Reduce stress and calm your mind with a regular yoga practice

Photos By Lorella Zanetti

Maintaining a regular yoga practice can be a great way to reduce stress for your body and your mind.   There are a variety of postures, or asanas, which promote whole body health.  Additionally, the stillness, concentration and deep breathing required for yoga can stimulate the parasympathetic (rest and digest) nervous system, moving your body and mind into a state of relaxation and calmness.

When you experience stressful thoughts, your sympathetic nervous system (fight or flight) is triggered.  Your breathing will change, become quicker and shallower.  This can make you feel stressed and anxious. At the same time, your body produces hormones and adrenaline.  In order to combat the body’s response to stress, start your yoga practice with some deep breathing before moving  on to other postures.

Breathing: Pranayama 


  • slows the heart rate
  • initiates the parasympathetic nervous system
  • slows the breath

Sit in a chair, with your back supported, and feet flat on the floor.  Spine relaxed, close your eyes, and inhale deeply, and slowly for a count of 6, on your own time.  Exhale slowly and with control for the same count of 6, at your own pace.

Forward Fold:  Uttanasana 

Photo, Lorella Zanetti; Grooming, David Allan Jones, Brodine, Judy Inc.


  • stretches the hips, hamstrings and calfs
  • keeps spine strong and flexible
  • calms the mind
  • relieves tension in spine, neck and back

Stand with your feet hip width apart, and a slight bend in your knees.  Gradually, roll forward, until you are hinged at the hips, with your torso hanging down.  Let your arms hang down, and relax your neck.  Let gravity help you out.  If you would like to add some movement, go ahead and gently bend each knee, alternating left and right.  Take deep, slow breaths and enjoy.

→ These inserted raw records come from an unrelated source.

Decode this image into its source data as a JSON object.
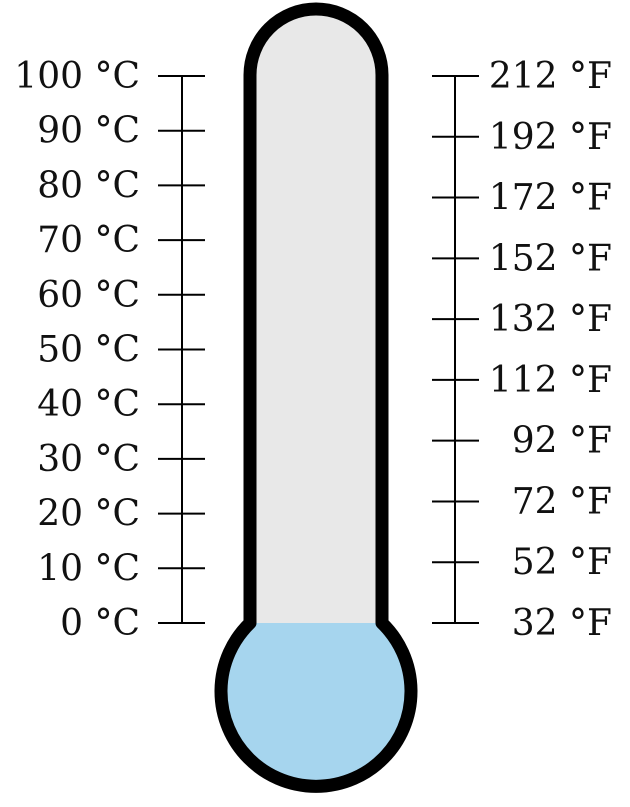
{
  "thermometer": {
    "colors": {
      "outline": "#000000",
      "tube_fill": "#e8e8e8",
      "liquid_fill": "#a6d5ee",
      "scale_line": "#000000"
    },
    "level_celsius": 0
  },
  "celsius_scale": {
    "values": [
      0,
      10,
      20,
      30,
      40,
      50,
      60,
      70,
      80,
      90,
      100
    ],
    "labels": [
      "0 °C",
      "10 °C",
      "20 °C",
      "30 °C",
      "40 °C",
      "50 °C",
      "60 °C",
      "70 °C",
      "80 °C",
      "90 °C",
      "100 °C"
    ]
  },
  "fahrenheit_scale": {
    "values": [
      32,
      52,
      72,
      92,
      112,
      132,
      152,
      172,
      192,
      212
    ],
    "labels": [
      "32 °F",
      "52 °F",
      "72 °F",
      "92 °F",
      "112 °F",
      "132 °F",
      "152 °F",
      "172 °F",
      "192 °F",
      "212 °F"
    ]
  }
}
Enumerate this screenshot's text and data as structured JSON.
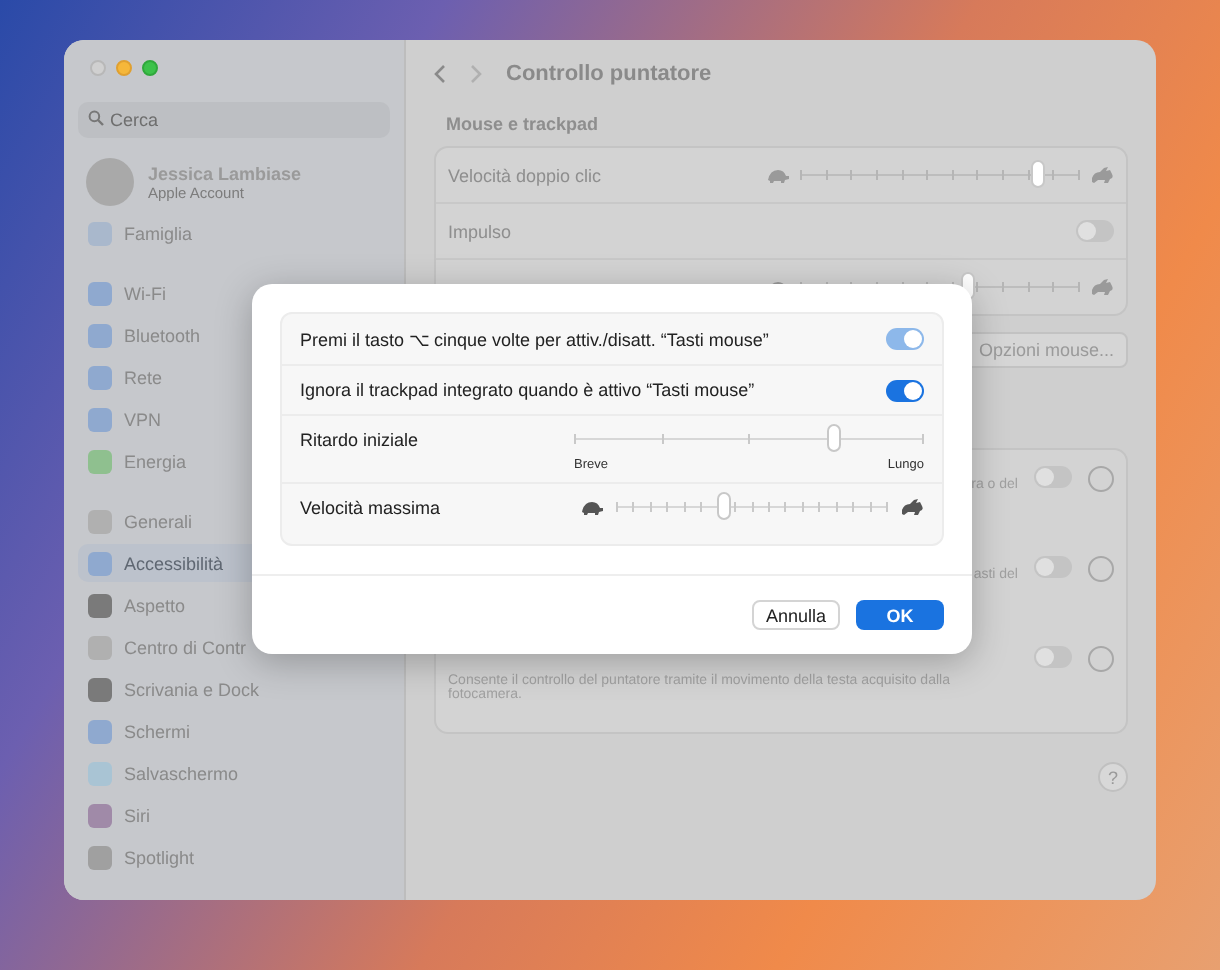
{
  "window": {
    "title": "Controllo puntatore"
  },
  "sidebar": {
    "search": {
      "placeholder": "Cerca"
    },
    "account": {
      "name": "Jessica Lambiase",
      "subtitle": "Apple Account"
    },
    "groups": [
      [
        {
          "label": "Famiglia",
          "selected": false,
          "color": "#a9b8cc"
        }
      ],
      [
        {
          "label": "Wi-Fi",
          "selected": false,
          "color": "#8fa9cf"
        },
        {
          "label": "Bluetooth",
          "selected": false,
          "color": "#8fa9cf"
        },
        {
          "label": "Rete",
          "selected": false,
          "color": "#8fa9cf"
        },
        {
          "label": "VPN",
          "selected": false,
          "color": "#8fa9cf"
        },
        {
          "label": "Energia",
          "selected": false,
          "color": "#8fc08f"
        }
      ],
      [
        {
          "label": "Generali",
          "selected": false,
          "color": "#b0b0b0"
        },
        {
          "label": "Accessibilità",
          "selected": true,
          "color": "#8fa9cf"
        },
        {
          "label": "Aspetto",
          "selected": false,
          "color": "#7a7a7a"
        },
        {
          "label": "Centro di Contr",
          "selected": false,
          "color": "#b0b0b0"
        },
        {
          "label": "Scrivania e Dock",
          "selected": false,
          "color": "#7a7a7a"
        },
        {
          "label": "Schermi",
          "selected": false,
          "color": "#8fa9cf"
        },
        {
          "label": "Salvaschermo",
          "selected": false,
          "color": "#a9c4d4"
        },
        {
          "label": "Siri",
          "selected": false,
          "color": "#a08aa8"
        },
        {
          "label": "Spotlight",
          "selected": false,
          "color": "#a0a0a0"
        }
      ]
    ]
  },
  "main": {
    "section_title": "Mouse e trackpad",
    "group": [
      {
        "kind": "slider",
        "label": "Velocità doppio clic",
        "level": 0.85
      },
      {
        "kind": "toggle",
        "label": "Impulso",
        "on": false
      },
      {
        "kind": "slider",
        "level": 0.6
      }
    ],
    "options_button": "Opzioni mouse...",
    "lower_group": [
      {
        "description": "ra o del",
        "on": false
      },
      {
        "description": "asti del",
        "on": false
      },
      {
        "description": "Consente il controllo del puntatore tramite il movimento della testa acquisito dalla fotocamera.",
        "on": false
      }
    ],
    "help_button": "?"
  },
  "dialog": {
    "rows": [
      {
        "kind": "toggle",
        "label": "Premi il tasto ⌥ cinque volte per attiv./disatt. “Tasti mouse”",
        "on": true,
        "disabled": true
      },
      {
        "kind": "toggle",
        "label": "Ignora il trackpad integrato quando è attivo “Tasti mouse”",
        "on": true,
        "disabled": false
      },
      {
        "kind": "slider",
        "label": "Ritardo iniziale",
        "level": 0.74,
        "min_label": "Breve",
        "max_label": "Lungo"
      },
      {
        "kind": "slider",
        "label": "Velocità massima",
        "level": 0.4
      }
    ],
    "buttons": [
      {
        "label": "Annulla",
        "primary": false
      },
      {
        "label": "OK",
        "primary": true
      }
    ]
  }
}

Child’s Pose: Balasana 

Photo, Lorella Zanetti; Hair & Make-Up, David Allan Jones, Brodine, Judy Inc.


  • stretches hips, thighs, ankles
  • provides gentle stretching of back and spine
  • aids in digestion
  • calms the mind

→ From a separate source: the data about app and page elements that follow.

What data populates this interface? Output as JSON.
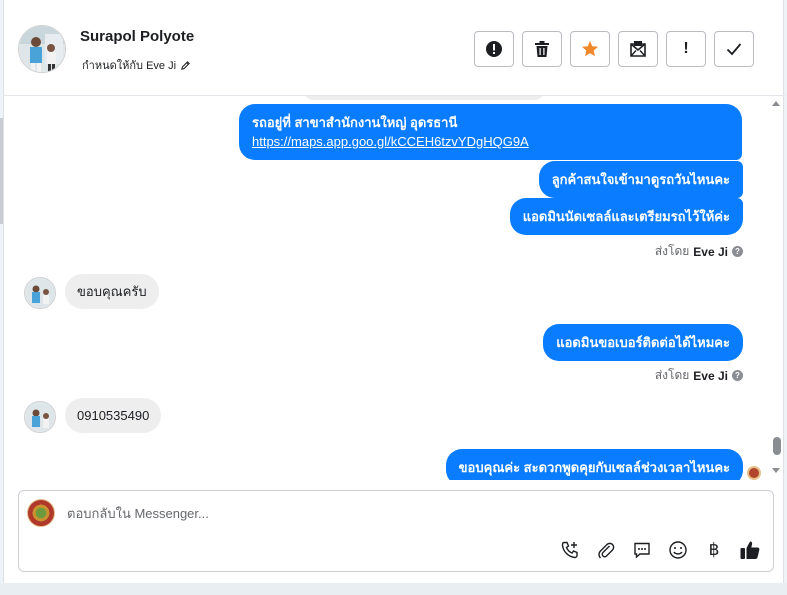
{
  "header": {
    "contact_name": "Surapol Polyote",
    "assigned_label": "กำหนดให้กับ Eve Ji",
    "actions": [
      {
        "name": "mark-spam-button",
        "icon": "alert-circle-icon"
      },
      {
        "name": "delete-button",
        "icon": "trash-icon"
      },
      {
        "name": "star-button",
        "icon": "star-icon"
      },
      {
        "name": "mark-unread-button",
        "icon": "envelope-icon"
      },
      {
        "name": "mark-important-button",
        "icon": "exclamation-icon",
        "label": "!"
      },
      {
        "name": "mark-done-button",
        "icon": "check-icon"
      }
    ]
  },
  "messages": {
    "out1_line1": "รถอยู่ที่ สาขาสำนักงานใหญ่ อุดรธานี",
    "out1_link": "https://maps.app.goo.gl/kCCEH6tzvYDgHQG9A",
    "out2": "ลูกค้าสนใจเข้ามาดูรถวันไหนคะ",
    "out3": "แอดมินนัดเซลล์และเตรียมรถไว้ให้ค่ะ",
    "sent_by_1_prefix": "ส่งโดย",
    "sent_by_1_name": "Eve Ji",
    "in1": "ขอบคุณครับ",
    "out4": "แอดมินขอเบอร์ติดต่อได้ไหมคะ",
    "sent_by_2_prefix": "ส่งโดย",
    "sent_by_2_name": "Eve Ji",
    "in2": "0910535490",
    "out5": "ขอบคุณค่ะ สะดวกพูดคุยกับเซลล์ช่วงเวลาไหนคะ"
  },
  "composer": {
    "placeholder": "ตอบกลับใน Messenger...",
    "tools": [
      "phone-add-icon",
      "paperclip-icon",
      "chat-bubble-icon",
      "emoji-icon",
      "baht-icon",
      "thumbs-up-icon"
    ],
    "baht_symbol": "฿"
  },
  "colors": {
    "outgoing_bubble": "#0a7cff",
    "incoming_bubble": "#eeeeef"
  }
}
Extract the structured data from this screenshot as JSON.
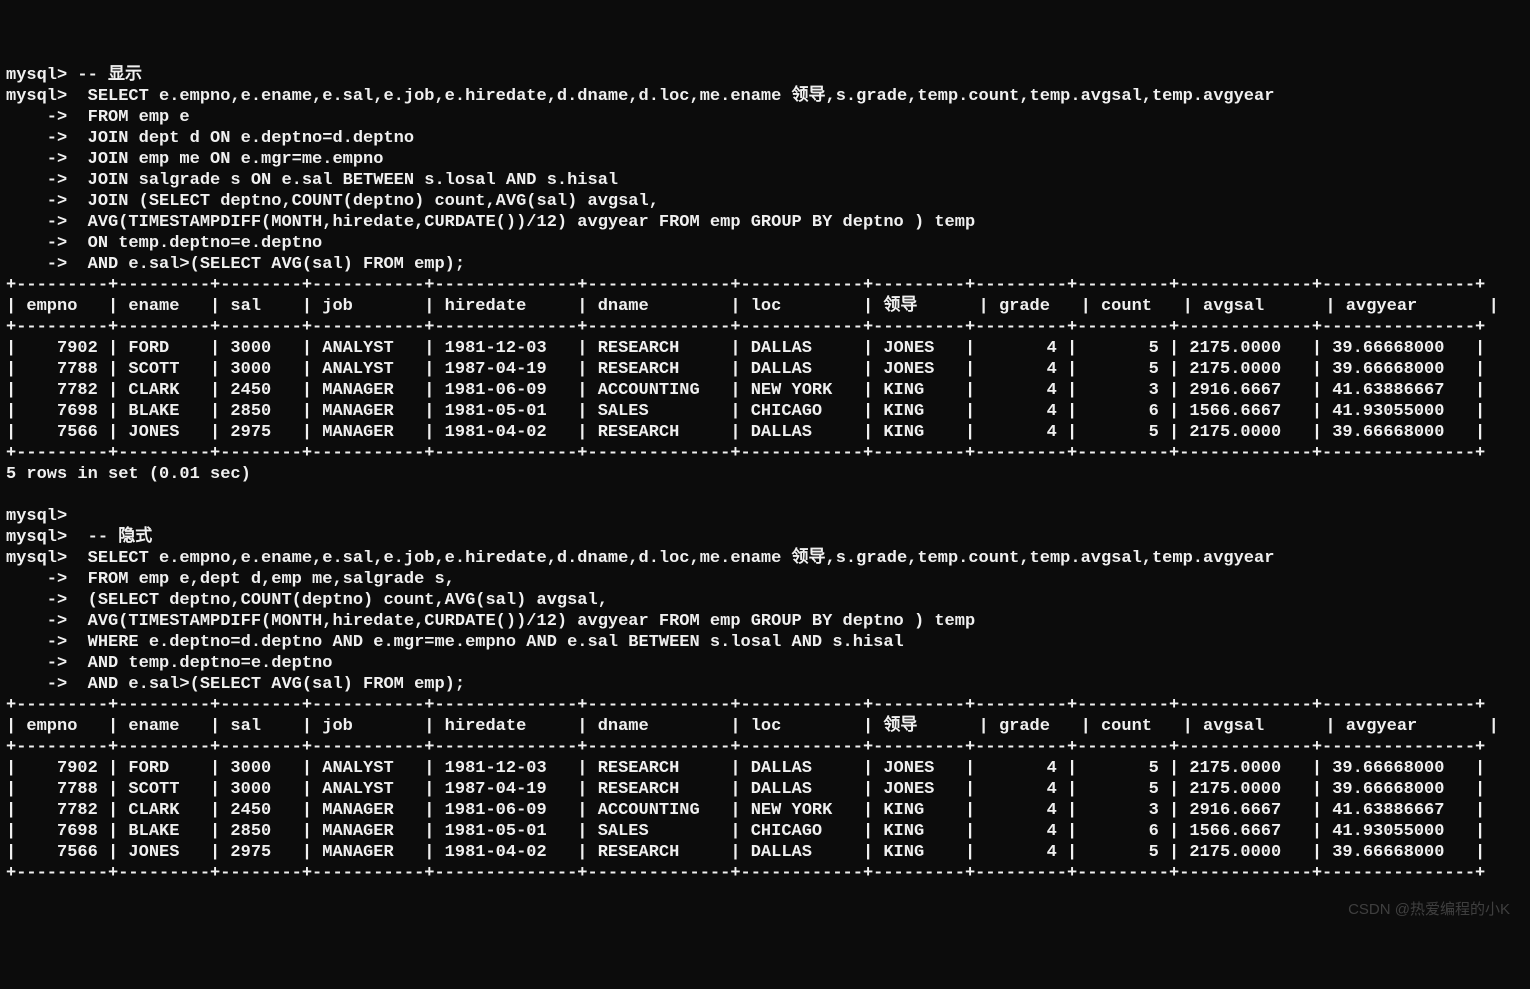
{
  "prompts": {
    "mysql": "mysql>",
    "cont": "    ->"
  },
  "block1": {
    "comment": "-- 显示",
    "query": [
      " SELECT e.empno,e.ename,e.sal,e.job,e.hiredate,d.dname,d.loc,me.ename 领导,s.grade,temp.count,temp.avgsal,temp.avgyear",
      " FROM emp e",
      " JOIN dept d ON e.deptno=d.deptno",
      " JOIN emp me ON e.mgr=me.empno",
      " JOIN salgrade s ON e.sal BETWEEN s.losal AND s.hisal",
      " JOIN (SELECT deptno,COUNT(deptno) count,AVG(sal) avgsal,",
      " AVG(TIMESTAMPDIFF(MONTH,hiredate,CURDATE())/12) avgyear FROM emp GROUP BY deptno ) temp",
      " ON temp.deptno=e.deptno",
      " AND e.sal>(SELECT AVG(sal) FROM emp);"
    ]
  },
  "block2": {
    "comment": " -- 隐式",
    "query": [
      " SELECT e.empno,e.ename,e.sal,e.job,e.hiredate,d.dname,d.loc,me.ename 领导,s.grade,temp.count,temp.avgsal,temp.avgyear",
      " FROM emp e,dept d,emp me,salgrade s,",
      " (SELECT deptno,COUNT(deptno) count,AVG(sal) avgsal,",
      " AVG(TIMESTAMPDIFF(MONTH,hiredate,CURDATE())/12) avgyear FROM emp GROUP BY deptno ) temp",
      " WHERE e.deptno=d.deptno AND e.mgr=me.empno AND e.sal BETWEEN s.losal AND s.hisal",
      " AND temp.deptno=e.deptno",
      " AND e.sal>(SELECT AVG(sal) FROM emp);"
    ]
  },
  "table": {
    "headers": [
      "empno",
      "ename",
      "sal",
      "job",
      "hiredate",
      "dname",
      "loc",
      "领导",
      "grade",
      "count",
      "avgsal",
      "avgyear"
    ],
    "widths": [
      7,
      7,
      6,
      9,
      12,
      12,
      10,
      7,
      7,
      7,
      11,
      13
    ],
    "align": [
      "r",
      "l",
      "l",
      "l",
      "l",
      "l",
      "l",
      "l",
      "r",
      "r",
      "l",
      "l"
    ],
    "rows": [
      [
        "7902",
        "FORD",
        "3000",
        "ANALYST",
        "1981-12-03",
        "RESEARCH",
        "DALLAS",
        "JONES",
        "4",
        "5",
        "2175.0000",
        "39.66668000"
      ],
      [
        "7788",
        "SCOTT",
        "3000",
        "ANALYST",
        "1987-04-19",
        "RESEARCH",
        "DALLAS",
        "JONES",
        "4",
        "5",
        "2175.0000",
        "39.66668000"
      ],
      [
        "7782",
        "CLARK",
        "2450",
        "MANAGER",
        "1981-06-09",
        "ACCOUNTING",
        "NEW YORK",
        "KING",
        "4",
        "3",
        "2916.6667",
        "41.63886667"
      ],
      [
        "7698",
        "BLAKE",
        "2850",
        "MANAGER",
        "1981-05-01",
        "SALES",
        "CHICAGO",
        "KING",
        "4",
        "6",
        "1566.6667",
        "41.93055000"
      ],
      [
        "7566",
        "JONES",
        "2975",
        "MANAGER",
        "1981-04-02",
        "RESEARCH",
        "DALLAS",
        "KING",
        "4",
        "5",
        "2175.0000",
        "39.66668000"
      ]
    ]
  },
  "status": "5 rows in set (0.01 sec)",
  "watermark": "CSDN @热爱编程的小K"
}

Sit down kneeling, knees and feet together.  Place both hands on the floor in front of you, and slowly lower your upper body down until your forehead is resting on the floor.  Place your arms on the floor, either by the of your legs, or stretch out in front of you on the floor. Breath deeply and slowly.

Heart Melting: Anahatasana 

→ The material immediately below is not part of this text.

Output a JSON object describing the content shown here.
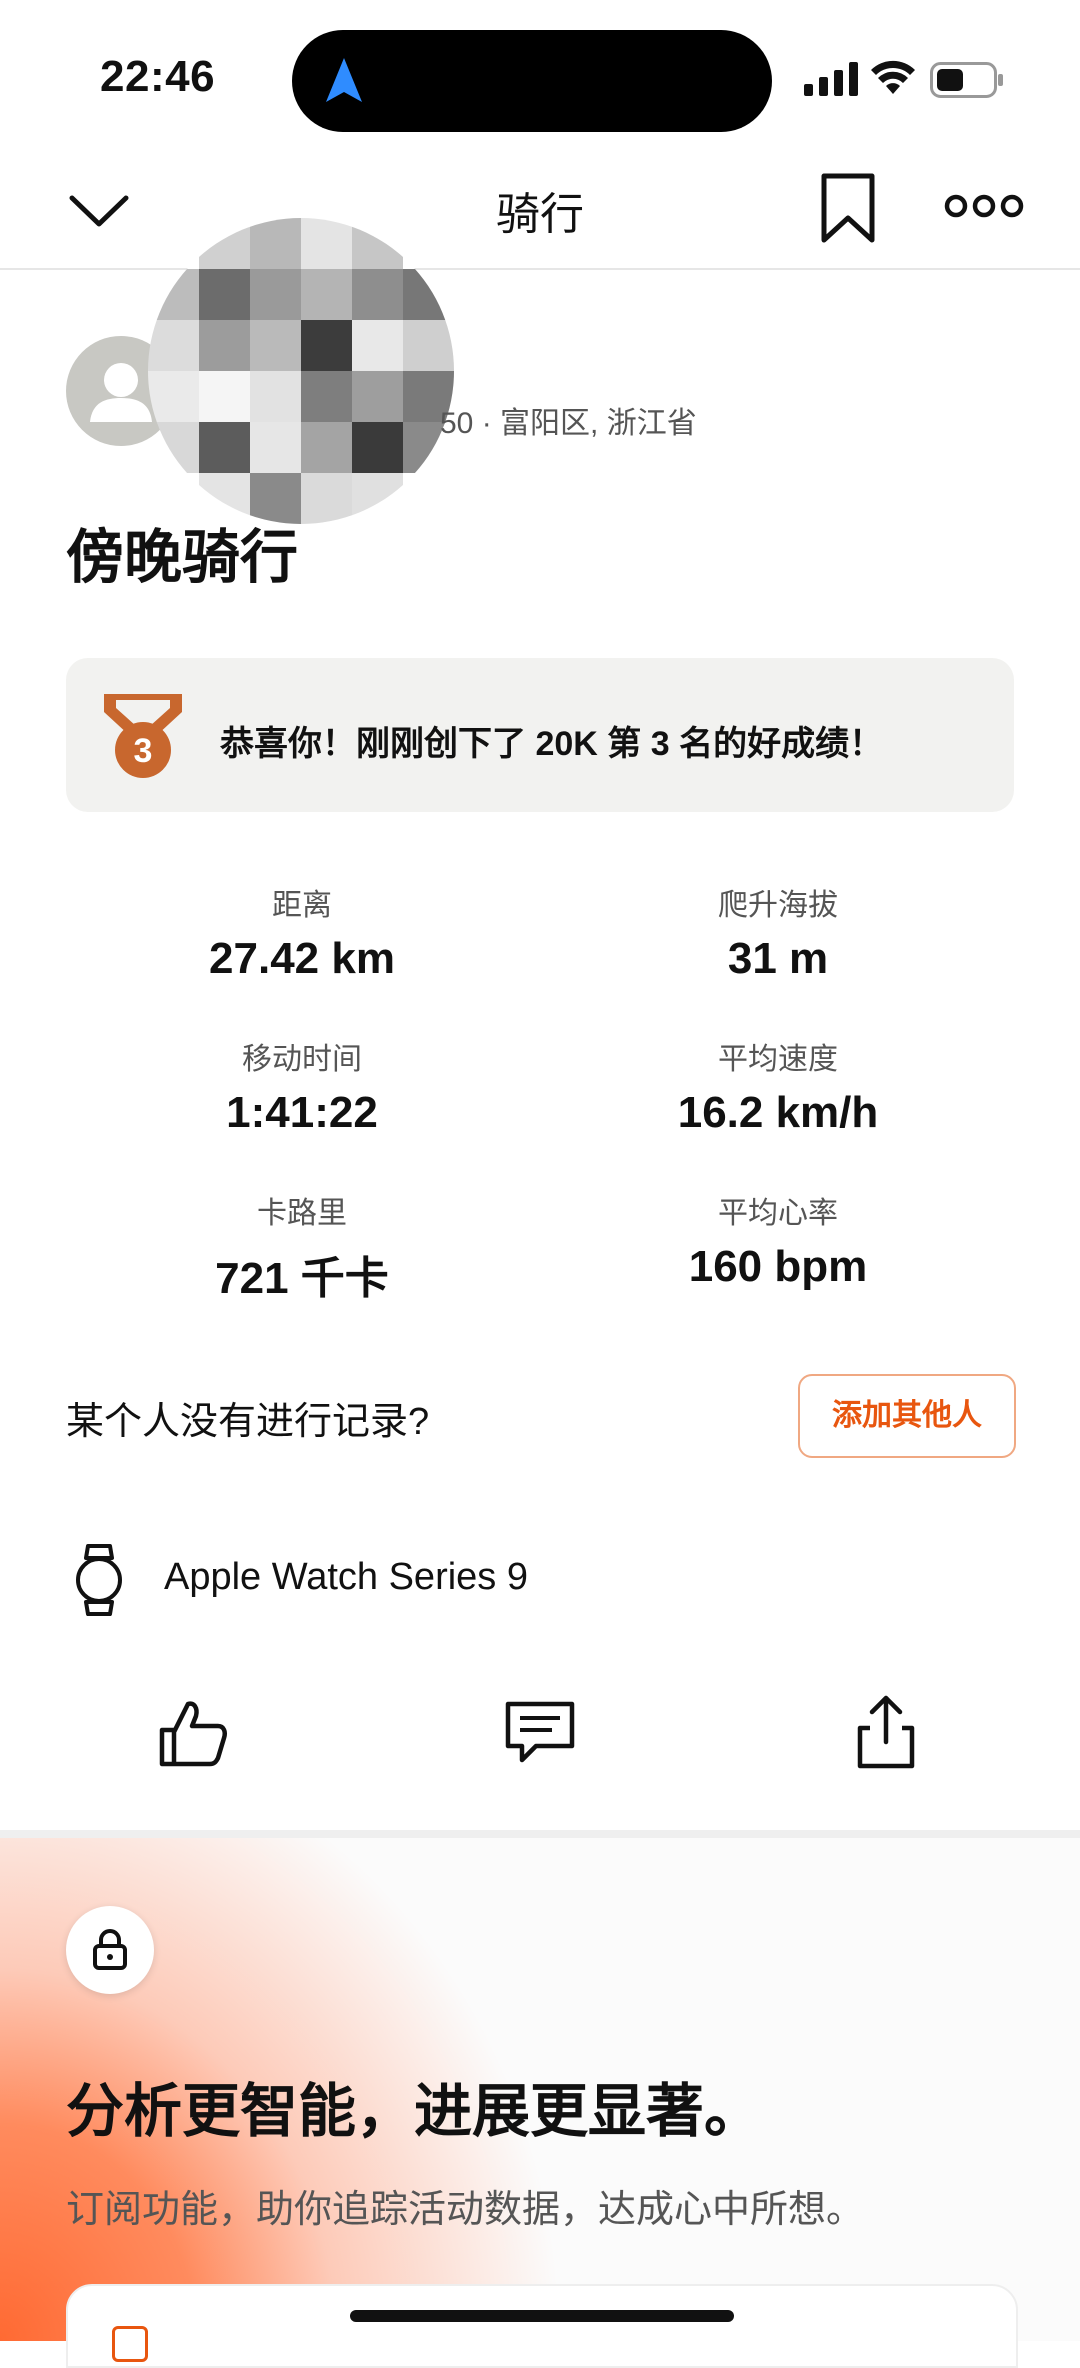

  • backbend for upper and middle back
  • opens the shoulders
  • softens the heart

 Start on your hands and knees.  Walk your hands forward, allowing your chest to drop toward the floor.  Please make sure your hips stay stacked over your knees, and if possible, keep your hands at shoulder width.

 Cobra Pose: Bhujangasana 

Photo, Lorella Zanetti; Grooming, David Allan Jones, Brodine, Judy Inc.


  • stretches muscles in shoulders and chest
  • decreases stiffness in lower back
  • strengthens arms and shoulders
  • strengthens back muscles
  • increases flexibility
  • firms and tones the buttocks

 Lie face down on the floor.  Bring your hands underneath your shoulders, very close to your chest, while keeping your elbows in close to the body.  Keep your legs and heels touching, with the tops of the feet flat on the floor.  Engage all leg muscles, and slowly, using your back strength, lift your upper body up of the floor.  Loop up and foward. Remember to breath!

Dead Body Pose: Savasana 

Photo, Lorella Zanetti; Grooming, David Allan Jones, Brodine, Judy Inc.


  • relaxes whole body
  • release stress and tension
  • improves concentration
  • relates your muscles
  • calms your mind

Lie down on your back with your heels together, and let your toes fall open.  Rest your arms, straight, down by your side with the palms face up.  Close your eyes, and take deep breaths. Savasana is a great opportunity to acknowledge the sensations that are in your body, like the urge to fidget or move, and to dismiss them.  Find your stillness, and focus on your breath.


All topics covered are provide for informational purposes only.  It is general information that may not apply to you as an individual, and is not a substitute for your own doctor’s medical care or advice.  The contents should not be seen as health, nutrition, fitness, or medical advice.  Please consult with a medical professional before attempting any of the postures listed on the site (or this article). Never disregard medical advice or delay seeking medical care because of something you have ready on or accessed through this website.